### Dataset extract
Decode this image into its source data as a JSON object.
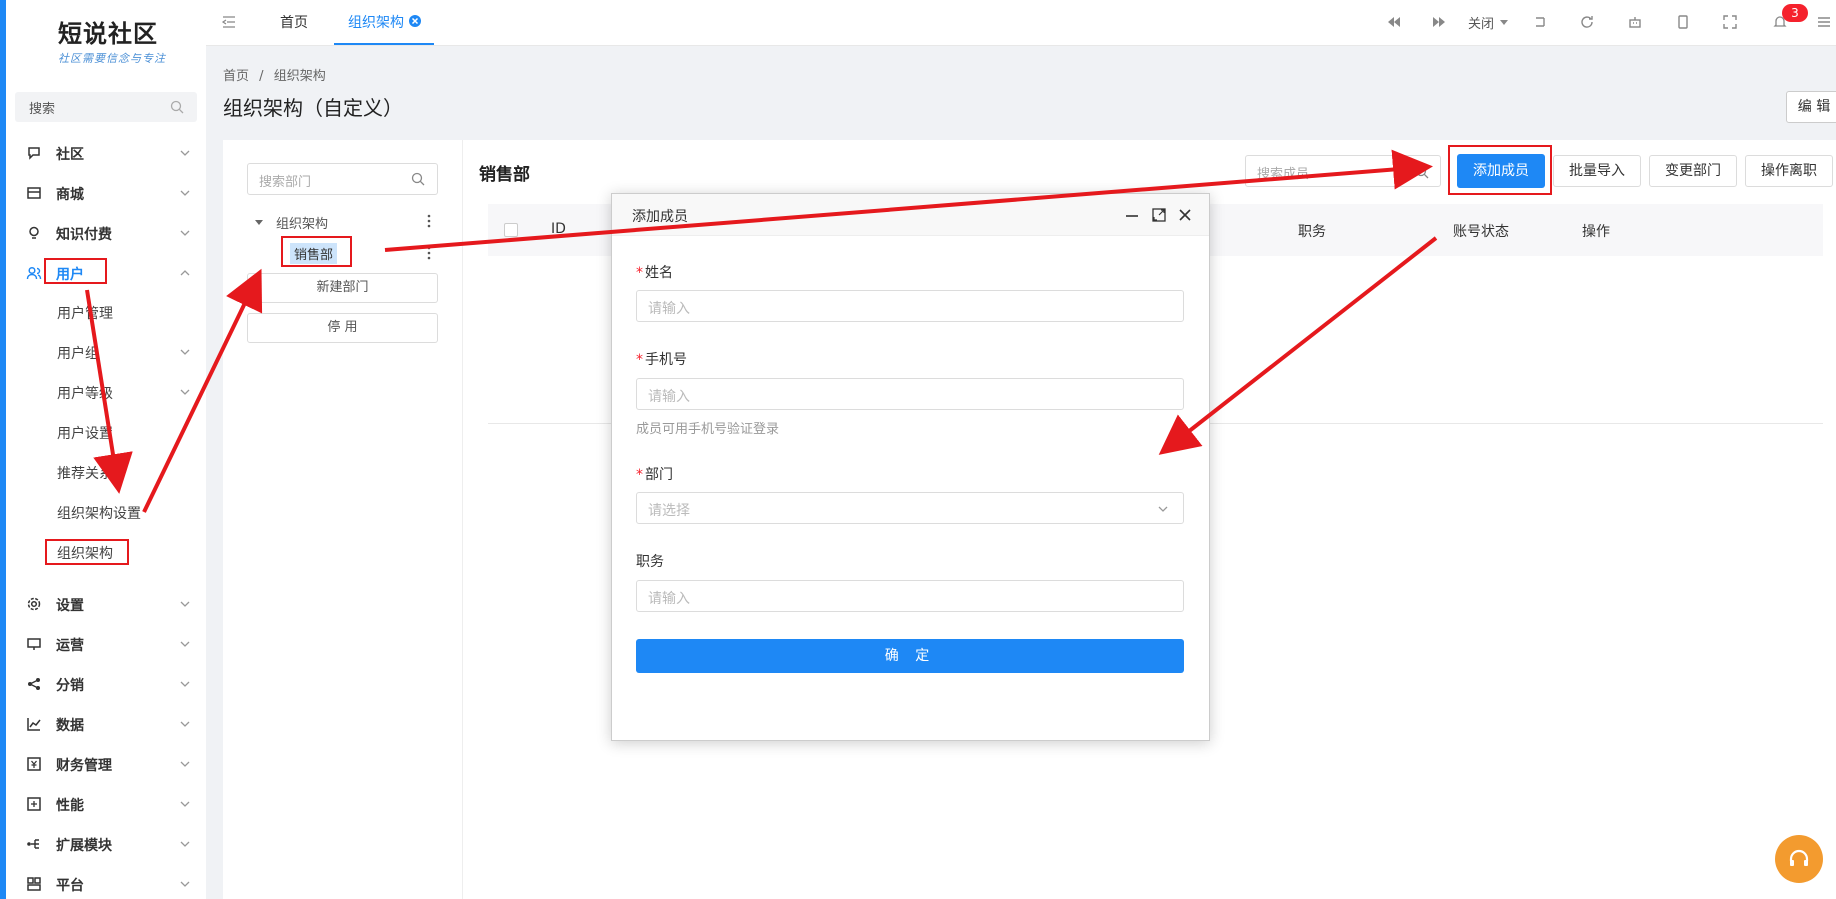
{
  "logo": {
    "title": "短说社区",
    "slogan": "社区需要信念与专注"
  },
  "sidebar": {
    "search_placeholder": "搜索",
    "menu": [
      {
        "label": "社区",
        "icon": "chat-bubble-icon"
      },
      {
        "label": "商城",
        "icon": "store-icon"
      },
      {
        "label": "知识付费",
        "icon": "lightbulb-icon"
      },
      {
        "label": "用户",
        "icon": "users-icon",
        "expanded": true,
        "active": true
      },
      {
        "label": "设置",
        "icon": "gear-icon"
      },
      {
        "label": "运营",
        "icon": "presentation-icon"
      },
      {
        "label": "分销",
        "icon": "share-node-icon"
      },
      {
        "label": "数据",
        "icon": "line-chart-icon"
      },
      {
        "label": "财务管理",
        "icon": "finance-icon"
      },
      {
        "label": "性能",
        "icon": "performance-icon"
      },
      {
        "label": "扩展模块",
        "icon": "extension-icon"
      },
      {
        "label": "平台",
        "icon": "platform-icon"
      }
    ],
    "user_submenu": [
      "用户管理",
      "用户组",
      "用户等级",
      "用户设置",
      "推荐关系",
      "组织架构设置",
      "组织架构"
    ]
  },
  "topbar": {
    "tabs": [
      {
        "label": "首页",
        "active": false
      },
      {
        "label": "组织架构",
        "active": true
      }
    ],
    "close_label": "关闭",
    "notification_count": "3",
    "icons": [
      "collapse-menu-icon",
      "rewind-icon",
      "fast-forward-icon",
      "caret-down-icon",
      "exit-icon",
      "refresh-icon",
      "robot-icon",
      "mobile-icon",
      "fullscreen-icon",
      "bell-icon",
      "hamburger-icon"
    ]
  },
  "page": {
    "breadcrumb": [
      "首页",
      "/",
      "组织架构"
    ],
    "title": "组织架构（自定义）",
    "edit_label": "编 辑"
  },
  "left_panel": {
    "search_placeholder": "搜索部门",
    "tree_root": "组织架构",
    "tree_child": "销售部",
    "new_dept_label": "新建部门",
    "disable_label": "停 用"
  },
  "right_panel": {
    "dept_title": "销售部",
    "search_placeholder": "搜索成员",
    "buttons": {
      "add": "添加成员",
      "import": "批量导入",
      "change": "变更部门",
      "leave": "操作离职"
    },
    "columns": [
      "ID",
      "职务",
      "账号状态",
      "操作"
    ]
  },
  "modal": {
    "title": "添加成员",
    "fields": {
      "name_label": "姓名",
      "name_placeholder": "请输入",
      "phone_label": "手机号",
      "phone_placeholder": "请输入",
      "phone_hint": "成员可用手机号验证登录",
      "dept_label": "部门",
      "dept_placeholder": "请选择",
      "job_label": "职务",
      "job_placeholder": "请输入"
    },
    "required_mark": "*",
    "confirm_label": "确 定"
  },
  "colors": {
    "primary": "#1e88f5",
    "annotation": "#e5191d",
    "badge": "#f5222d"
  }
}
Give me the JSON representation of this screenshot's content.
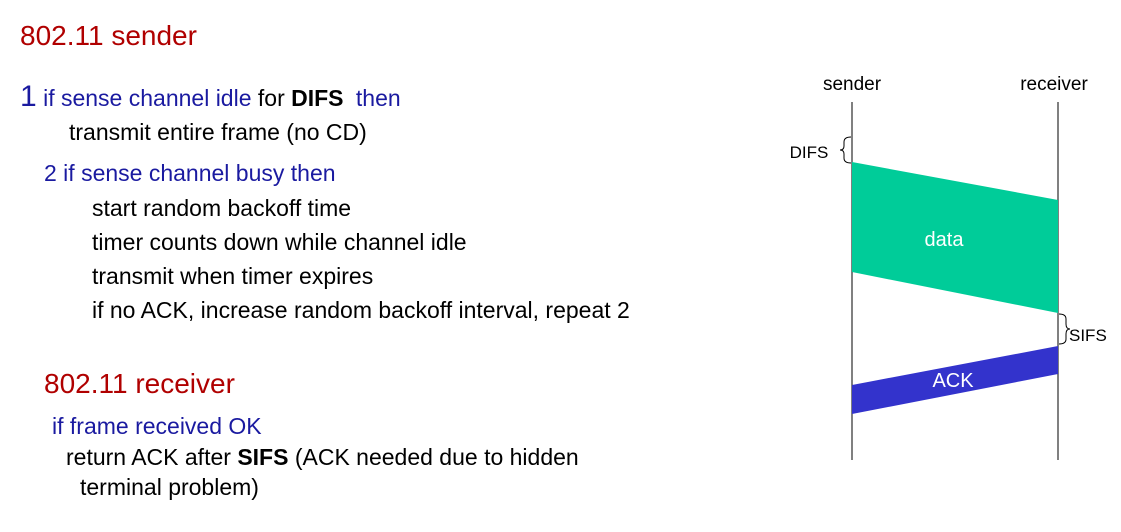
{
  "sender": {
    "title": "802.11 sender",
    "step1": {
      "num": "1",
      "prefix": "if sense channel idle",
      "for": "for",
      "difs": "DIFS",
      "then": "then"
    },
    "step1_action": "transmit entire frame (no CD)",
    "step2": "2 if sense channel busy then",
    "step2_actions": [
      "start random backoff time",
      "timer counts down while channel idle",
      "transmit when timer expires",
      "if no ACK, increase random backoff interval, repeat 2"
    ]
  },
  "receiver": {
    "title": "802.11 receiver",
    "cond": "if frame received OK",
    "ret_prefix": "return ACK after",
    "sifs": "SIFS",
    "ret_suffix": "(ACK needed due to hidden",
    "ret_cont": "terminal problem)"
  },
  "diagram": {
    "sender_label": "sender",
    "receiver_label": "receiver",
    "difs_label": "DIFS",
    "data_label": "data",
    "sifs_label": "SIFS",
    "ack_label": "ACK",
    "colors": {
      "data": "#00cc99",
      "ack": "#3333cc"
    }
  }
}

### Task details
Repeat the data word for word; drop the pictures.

### Your response
Decode this image into its source data as a JSON object.
{
  "logo": {
    "title": "短说社区",
    "slogan": "社区需要信念与专注"
  },
  "sidebar": {
    "search_placeholder": "搜索",
    "menu": [
      {
        "label": "社区",
        "icon": "chat-bubble-icon"
      },
      {
        "label": "商城",
        "icon": "store-icon"
      },
      {
        "label": "知识付费",
        "icon": "lightbulb-icon"
      },
      {
        "label": "用户",
        "icon": "users-icon",
        "expanded": true,
        "active": true
      },
      {
        "label": "设置",
        "icon": "gear-icon"
      },
      {
        "label": "运营",
        "icon": "presentation-icon"
      },
      {
        "label": "分销",
        "icon": "share-node-icon"
      },
      {
        "label": "数据",
        "icon": "line-chart-icon"
      },
      {
        "label": "财务管理",
        "icon": "finance-icon"
      },
      {
        "label": "性能",
        "icon": "performance-icon"
      },
      {
        "label": "扩展模块",
        "icon": "extension-icon"
      },
      {
        "label": "平台",
        "icon": "platform-icon"
      }
    ],
    "user_submenu": [
      "用户管理",
      "用户组",
      "用户等级",
      "用户设置",
      "推荐关系",
      "组织架构设置",
      "组织架构"
    ]
  },
  "topbar": {
    "tabs": [
      {
        "label": "首页",
        "active": false
      },
      {
        "label": "组织架构",
        "active": true
      }
    ],
    "close_label": "关闭",
    "notification_count": "3",
    "icons": [
      "collapse-menu-icon",
      "rewind-icon",
      "fast-forward-icon",
      "caret-down-icon",
      "exit-icon",
      "refresh-icon",
      "robot-icon",
      "mobile-icon",
      "fullscreen-icon",
      "bell-icon",
      "hamburger-icon"
    ]
  },
  "page": {
    "breadcrumb": [
      "首页",
      "/",
      "组织架构"
    ],
    "title": "组织架构（自定义）",
    "edit_label": "编 辑"
  },
  "left_panel": {
    "search_placeholder": "搜索部门",
    "tree_root": "组织架构",
    "tree_child": "销售部",
    "new_dept_label": "新建部门",
    "disable_label": "停 用"
  },
  "right_panel": {
    "dept_title": "销售部",
    "search_placeholder": "搜索成员",
    "buttons": {
      "add": "添加成员",
      "import": "批量导入",
      "change": "变更部门",
      "leave": "操作离职"
    },
    "columns": [
      "ID",
      "职务",
      "账号状态",
      "操作"
    ]
  },
  "modal": {
    "title": "添加成员",
    "fields": {
      "name_label": "姓名",
      "name_placeholder": "请输入",
      "phone_label": "手机号",
      "phone_placeholder": "请输入",
      "phone_hint": "成员可用手机号验证登录",
      "dept_label": "部门",
      "dept_placeholder": "请选择",
      "job_label": "职务",
      "job_placeholder": "请输入"
    },
    "required_mark": "*",
    "confirm_label": "确 定"
  },
  "colors": {
    "primary": "#1e88f5",
    "annotation": "#e5191d",
    "badge": "#f5222d"
  }
}
Give me the JSON representation of this screenshot's content.
{
  "sender": {
    "title": "802.11 sender",
    "step1": {
      "num": "1",
      "prefix": "if sense channel idle",
      "for": "for",
      "difs": "DIFS",
      "then": "then"
    },
    "step1_action": "transmit entire frame (no CD)",
    "step2": "2 if sense channel busy then",
    "step2_actions": [
      "start random backoff time",
      "timer counts down while channel idle",
      "transmit when timer expires",
      "if no ACK, increase random backoff interval, repeat 2"
    ]
  },
  "receiver": {
    "title": "802.11 receiver",
    "cond": "if frame received OK",
    "ret_prefix": "return ACK after",
    "sifs": "SIFS",
    "ret_suffix": "(ACK needed due to hidden",
    "ret_cont": "terminal problem)"
  },
  "diagram": {
    "sender_label": "sender",
    "receiver_label": "receiver",
    "difs_label": "DIFS",
    "data_label": "data",
    "sifs_label": "SIFS",
    "ack_label": "ACK",
    "colors": {
      "data": "#00cc99",
      "ack": "#3333cc"
    }
  }
}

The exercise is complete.